party over? Party City files for bankruptcy after struggling with soaring prices and competition from big department stores — the Party retailer trades for 40 cents on the stock market after once touching $22.60 a share
- Party City filed for Chapter 11 bankruptcy protection Tuesday
- The New Jersey-based company said its franchise stores, subsidiaries outside the US and its foil balloon Anagram business are not part of the reorganization
- The company has been hit hard during the pandemic as celebrations slowed due to COVID-19 restrictions, as well as the supply chain crisis and inflation
- It secured a $150 million commitment to a debtor-owned financing plan that is expected to close by the second quarter
- The SEC also threatened to delist the company from the NYSE in December after the stock price stayed below $1 for more than 30 days
- It is currently trading at around 40 cents, a far cry from its 2015 peak of $22.60
Party City has filed for Chapter 11 bankruptcy protection after struggling with soaring prices and a drop in customer spending as the festive retailer trades at 40 cents in the stock market after once hitting nearly $23.
The Woodcliff Lake, NJ-based company said its franchise stores, subsidiaries outside the US and its foil balloon Anagram business were not part of the restructuring and would remain core components of its business.
Party City Holdco Inc. said its more than 800 company-owned and franchised stores across North America will remain open and customers can continue to shop on the company’s website.
The company was hit hard during the pandemic, when celebrations slacked off due to COVID-19 restrictions, and has since been hit by the global supply chain crisis and rising inflation, causing American households to start saving money.
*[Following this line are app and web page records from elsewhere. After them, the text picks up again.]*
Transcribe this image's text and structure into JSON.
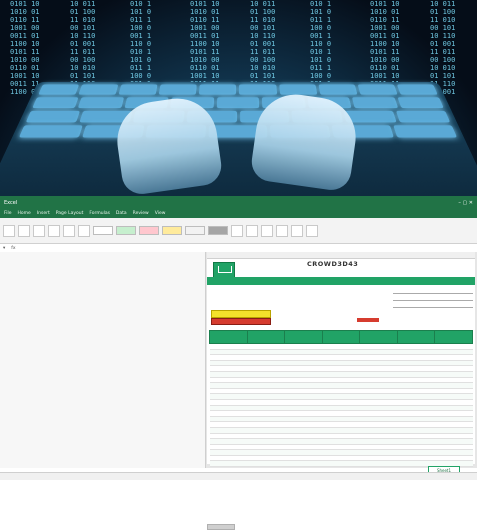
{
  "photo": {
    "code_columns": [
      "0101 10\n1010 01\n0110 11\n1001 00\n0011 01\n1100 10\n0101 11\n1010 00\n0110 01\n1001 10\n0011 11\n1100 00",
      "10 011\n01 100\n11 010\n00 101\n10 110\n01 001\n11 011\n00 100\n10 010\n01 101\n11 110\n00 001",
      "010 1\n101 0\n011 1\n100 0\n001 1\n110 0\n010 1\n101 0\n011 1\n100 0\n001 1\n110 0"
    ],
    "accent": "#7fe3ff"
  },
  "excel": {
    "window_title": "Excel",
    "tabs": [
      "File",
      "Home",
      "Insert",
      "Page Layout",
      "Formulas",
      "Data",
      "Review",
      "View"
    ],
    "sheet_title": "CROWD3D43",
    "banner": "",
    "table": {
      "headers": [
        "",
        "",
        "",
        "",
        "",
        "",
        ""
      ],
      "rows": [
        [
          "",
          "",
          "",
          "",
          "",
          "",
          ""
        ],
        [
          "",
          "",
          "",
          "",
          "",
          "",
          ""
        ],
        [
          "",
          "",
          "",
          "",
          "",
          "",
          ""
        ],
        [
          "",
          "",
          "",
          "",
          "",
          "",
          ""
        ],
        [
          "",
          "",
          "",
          "",
          "",
          "",
          ""
        ],
        [
          "",
          "",
          "",
          "",
          "",
          "",
          ""
        ],
        [
          "",
          "",
          "",
          "",
          "",
          "",
          ""
        ],
        [
          "",
          "",
          "",
          "",
          "",
          "",
          ""
        ],
        [
          "",
          "",
          "",
          "",
          "",
          "",
          ""
        ],
        [
          "",
          "",
          "",
          "",
          "",
          "",
          ""
        ],
        [
          "",
          "",
          "",
          "",
          "",
          "",
          ""
        ],
        [
          "",
          "",
          "",
          "",
          "",
          "",
          ""
        ],
        [
          "",
          "",
          "",
          "",
          "",
          "",
          ""
        ],
        [
          "",
          "",
          "",
          "",
          "",
          "",
          ""
        ],
        [
          "",
          "",
          "",
          "",
          "",
          "",
          ""
        ],
        [
          "",
          "",
          "",
          "",
          "",
          "",
          ""
        ],
        [
          "",
          "",
          "",
          "",
          "",
          "",
          ""
        ],
        [
          "",
          "",
          "",
          "",
          "",
          "",
          ""
        ],
        [
          "",
          "",
          "",
          "",
          "",
          "",
          ""
        ],
        [
          "",
          "",
          "",
          "",
          "",
          "",
          ""
        ],
        [
          "",
          "",
          "",
          "",
          "",
          "",
          ""
        ],
        [
          "",
          "",
          "",
          "",
          "",
          "",
          ""
        ],
        [
          "",
          "",
          "",
          "",
          "",
          "",
          ""
        ],
        [
          "",
          "",
          "",
          "",
          "",
          "",
          ""
        ]
      ]
    }
  },
  "colors": {
    "excel_green": "#217346",
    "table_green": "#21a366",
    "yellow": "#f4e12b",
    "red": "#d63c2f"
  }
}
To combat its ailing economy — with the company’s stock currently trading at less than 40 cents — it has filed for bankruptcy and committed to a $150 million self-financing plan with the ad hoc group.
Party City filed for Chapter 11 bankruptcy protection Tuesday. The New Jersey-based company said its franchise stores, subsidiaries outside the US and its foil balloon Anagram business are not part of the reorganization
The company has been hit hard during the pandemic as celebrations slowed due to COVID-19 restrictions, as well as the supply chain crisis and inflation. It secured a $150 million commitment to a debtor-owned financing plan that is expected to close by the second quarter
The chain plan is an accelerated restructuring that was said to significantly reduce its debt and free up cash. The funding, which requires court approval, would provide enough money to continue operations, it said.
Shares were up more than 10 percent before the market opened on Wednesday.
“Today’s move to strengthen PCHI’s balance sheet will strengthen our ability to continue driving our strategic priorities and continue to innovate and improve customer experiences,” CEO Brad Weston said in a statement.
‘As we take this important step to put our business on a stronger financial footing for the future, we remain committed to inspiring joy by making it easy for our customers to create unforgettable memories.’
Additionally, Party City has faced growing competition from Walmart and Target for years, and increasingly from occasional pop-up stores like Spirt Halloween. These pressures have intensified at a time of rising prices, including for helium, which is used in party balloons, and slowing consumer demand.
Global Data Retail chief executive Neil Saunders believes the company will need to “financially restructure and reassess its approach” to survive after filing for bankruptcy.
“Party City used to be one of the best games in town, but now it’s kind of a sideline,” Saunders said. “There’s probably still a role for Party City.”
Saunders believes Party City should rethink how it reaches customers, including finding more attractive locations for its stores and improving its e-commerce site.
The company is in dire need of positive development as the Securities and Exchange Commission warned Party City it could be delisted from the New York Stock Exchange for failing to maintain a $1-per-share average share price over a 30-day period in December .
The SEC also threatened to delist the company from the NYSE in December after the stock price stayed below $1 for more than 30 days
It is currently trading at around 40 cents, a far cry from its 2015 peak of $22.60
A month earlier, Party City reported that its quarterly losses had widened, reflecting a 3.2 percent decline in comparable store sales. Overall sales were in line with expectations, but on the low end.
The stock is currently hovering around 40 cents. In the trailing 12-month period, the company’s high share price was $5.40 exactly a year ago, before taking a gigantic plunge to $3.21 in early May. It saw a small increase in August and October before falling below one dollar in November and December.
The company went public in April 2015 at a price of $17 per share and was trading at $22.60 in April 2015.
Party City expects to complete its corporate restructuring in the second quarter.